Before you write out the listing, remove the pictures; everything else stays exactly as it is.

▶ _DATASET RECORDS_
══════

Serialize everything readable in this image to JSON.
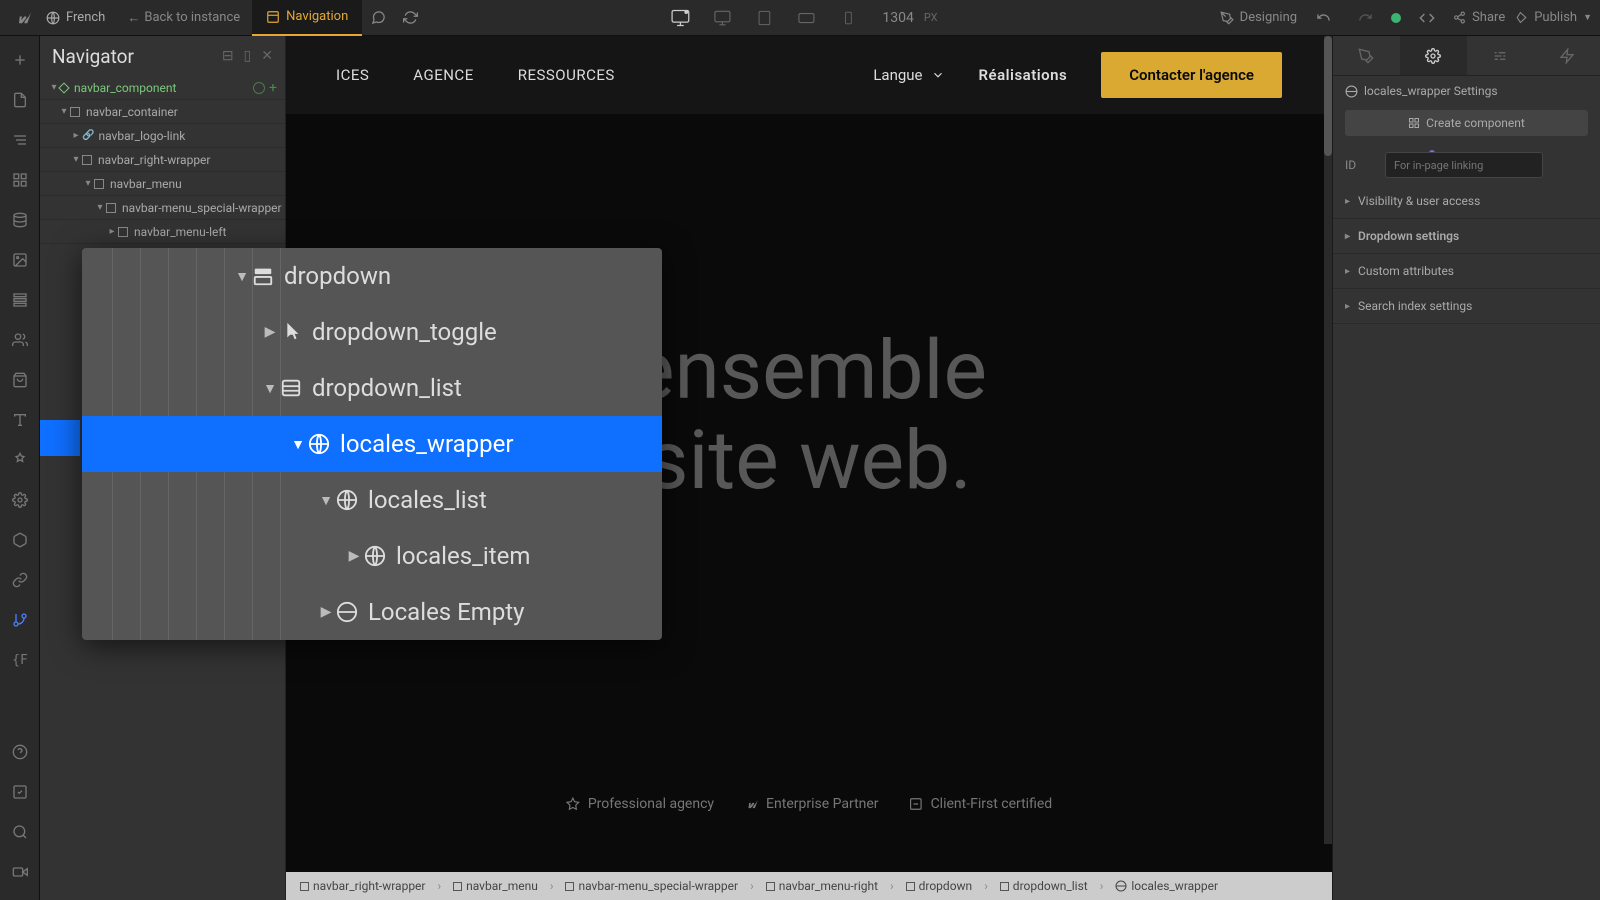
{
  "topbar": {
    "language": "French",
    "back_label": "Back to instance",
    "nav_label": "Navigation",
    "px_value": "1304",
    "px_unit": "PX",
    "designing": "Designing",
    "share": "Share",
    "publish": "Publish"
  },
  "navigator": {
    "title": "Navigator",
    "tree": {
      "component": "navbar_component",
      "container": "navbar_container",
      "logo_link": "navbar_logo-link",
      "right_wrapper": "navbar_right-wrapper",
      "menu": "navbar_menu",
      "special_wrapper": "navbar-menu_special-wrapper",
      "menu_left": "navbar_menu-left"
    }
  },
  "zoom": {
    "dropdown": "dropdown",
    "dropdown_toggle": "dropdown_toggle",
    "dropdown_list": "dropdown_list",
    "locales_wrapper": "locales_wrapper",
    "locales_list": "locales_list",
    "locales_item": "locales_item",
    "locales_empty": "Locales Empty"
  },
  "site_nav": {
    "item1_partial": "ICES",
    "item2": "AGENCE",
    "item3": "RESSOURCES",
    "langue": "Langue",
    "realisations": "Réalisations",
    "cta": "Contacter l'agence"
  },
  "hero": {
    "line1_partial": "ensemble",
    "line2_partial": "site web."
  },
  "badges": {
    "prof": "Professional agency",
    "partner": "Enterprise Partner",
    "cf": "Client-First certified"
  },
  "breadcrumb": {
    "b1": "navbar_right-wrapper",
    "b2": "navbar_menu",
    "b3": "navbar-menu_special-wrapper",
    "b4": "navbar_menu-right",
    "b5": "dropdown",
    "b6": "dropdown_list",
    "b7": "locales_wrapper"
  },
  "right_panel": {
    "selector_title": "locales_wrapper Settings",
    "create": "Create component",
    "id_label": "ID",
    "id_placeholder": "For in-page linking",
    "visibility": "Visibility & user access",
    "dropdown_settings": "Dropdown settings",
    "custom_attrs": "Custom attributes",
    "search_index": "Search index settings"
  }
}
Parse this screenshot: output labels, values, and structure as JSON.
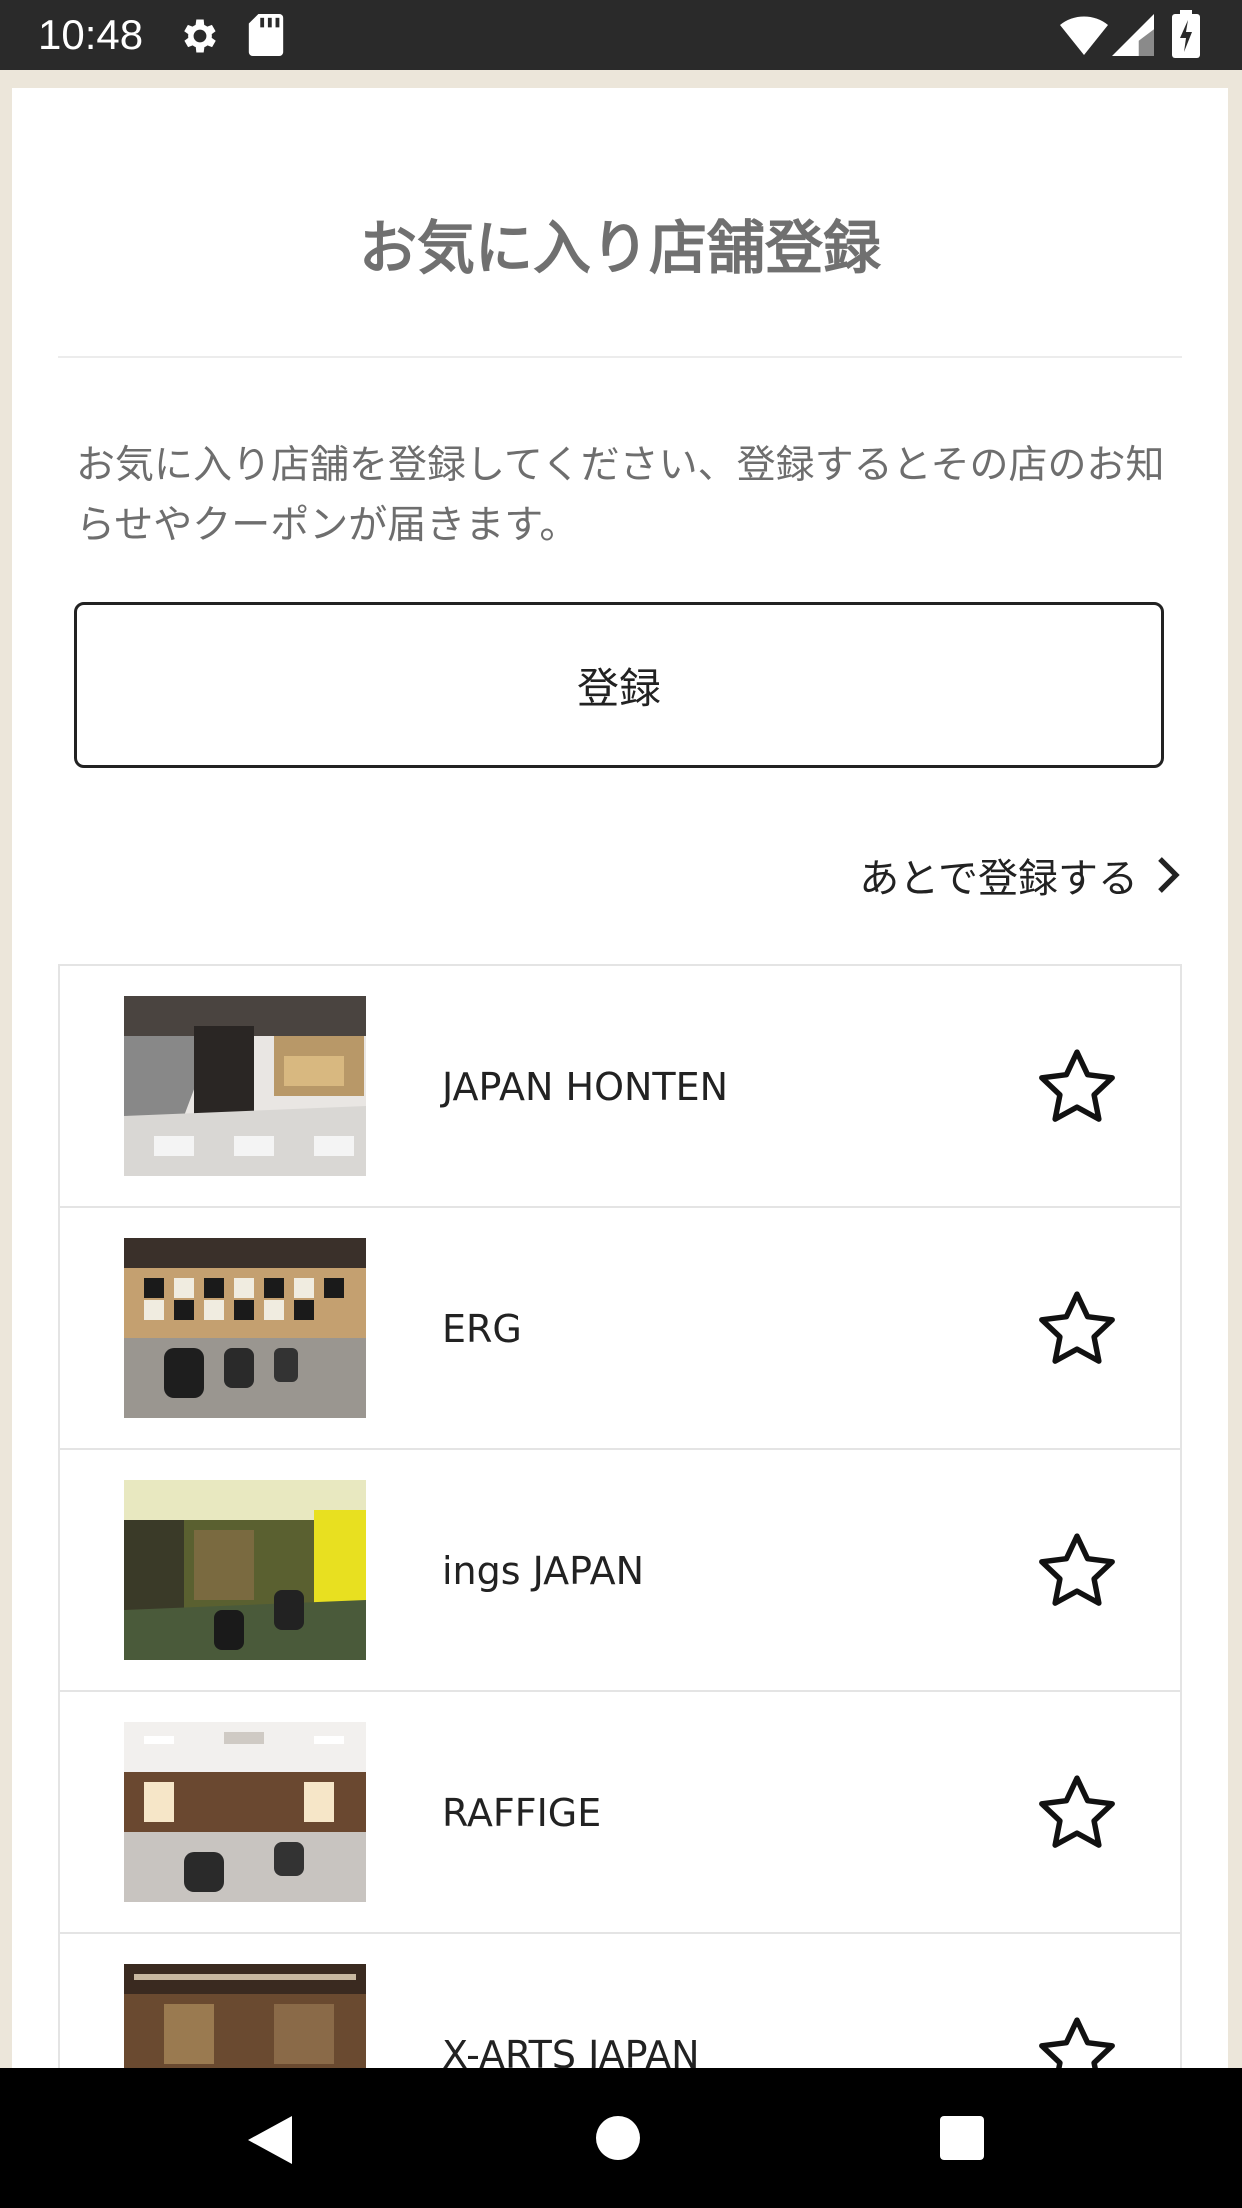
{
  "status_bar": {
    "time": "10:48",
    "icons": [
      "gear-icon",
      "sd-card-icon",
      "wifi-icon",
      "signal-icon",
      "battery-icon"
    ]
  },
  "page": {
    "title": "お気に入り店舗登録",
    "description": "お気に入り店舗を登録してください、登録するとその店のお知らせやクーポンが届きます。",
    "register_button_label": "登録",
    "later_link_label": "あとで登録する"
  },
  "stores": [
    {
      "name": "JAPAN HONTEN",
      "favorited": false
    },
    {
      "name": "ERG",
      "favorited": false
    },
    {
      "name": "ings JAPAN",
      "favorited": false
    },
    {
      "name": "RAFFIGE",
      "favorited": false
    },
    {
      "name": "X-ARTS JAPAN",
      "favorited": false
    }
  ],
  "nav_bar": {
    "icons": [
      "back-icon",
      "home-icon",
      "recents-icon"
    ]
  },
  "colors": {
    "status_bar": "#2a2a2a",
    "page_background": "#ece6da",
    "card": "#ffffff",
    "title_text": "#707070",
    "body_text": "#222222",
    "divider": "#e4e4e4"
  }
}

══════

▶ _SOLUTION FOR THIS PROBLEM_
Serialize everything readable in this image to JSON.
{
  "topbar": {
    "language": "French",
    "back_label": "Back to instance",
    "nav_label": "Navigation",
    "px_value": "1304",
    "px_unit": "PX",
    "designing": "Designing",
    "share": "Share",
    "publish": "Publish"
  },
  "navigator": {
    "title": "Navigator",
    "tree": {
      "component": "navbar_component",
      "container": "navbar_container",
      "logo_link": "navbar_logo-link",
      "right_wrapper": "navbar_right-wrapper",
      "menu": "navbar_menu",
      "special_wrapper": "navbar-menu_special-wrapper",
      "menu_left": "navbar_menu-left"
    }
  },
  "zoom": {
    "dropdown": "dropdown",
    "dropdown_toggle": "dropdown_toggle",
    "dropdown_list": "dropdown_list",
    "locales_wrapper": "locales_wrapper",
    "locales_list": "locales_list",
    "locales_item": "locales_item",
    "locales_empty": "Locales Empty"
  },
  "site_nav": {
    "item1_partial": "ICES",
    "item2": "AGENCE",
    "item3": "RESSOURCES",
    "langue": "Langue",
    "realisations": "Réalisations",
    "cta": "Contacter l'agence"
  },
  "hero": {
    "line1_partial": "ensemble",
    "line2_partial": "site web."
  },
  "badges": {
    "prof": "Professional agency",
    "partner": "Enterprise Partner",
    "cf": "Client-First certified"
  },
  "breadcrumb": {
    "b1": "navbar_right-wrapper",
    "b2": "navbar_menu",
    "b3": "navbar-menu_special-wrapper",
    "b4": "navbar_menu-right",
    "b5": "dropdown",
    "b6": "dropdown_list",
    "b7": "locales_wrapper"
  },
  "right_panel": {
    "selector_title": "locales_wrapper Settings",
    "create": "Create component",
    "id_label": "ID",
    "id_placeholder": "For in-page linking",
    "visibility": "Visibility & user access",
    "dropdown_settings": "Dropdown settings",
    "custom_attrs": "Custom attributes",
    "search_index": "Search index settings"
  }
}
Parse this screenshot: output labels, values, and structure as JSON.
{
  "status_bar": {
    "time": "10:48",
    "icons": [
      "gear-icon",
      "sd-card-icon",
      "wifi-icon",
      "signal-icon",
      "battery-icon"
    ]
  },
  "page": {
    "title": "お気に入り店舗登録",
    "description": "お気に入り店舗を登録してください、登録するとその店のお知らせやクーポンが届きます。",
    "register_button_label": "登録",
    "later_link_label": "あとで登録する"
  },
  "stores": [
    {
      "name": "JAPAN HONTEN",
      "favorited": false
    },
    {
      "name": "ERG",
      "favorited": false
    },
    {
      "name": "ings JAPAN",
      "favorited": false
    },
    {
      "name": "RAFFIGE",
      "favorited": false
    },
    {
      "name": "X-ARTS JAPAN",
      "favorited": false
    }
  ],
  "nav_bar": {
    "icons": [
      "back-icon",
      "home-icon",
      "recents-icon"
    ]
  },
  "colors": {
    "status_bar": "#2a2a2a",
    "page_background": "#ece6da",
    "card": "#ffffff",
    "title_text": "#707070",
    "body_text": "#222222",
    "divider": "#e4e4e4"
  }
}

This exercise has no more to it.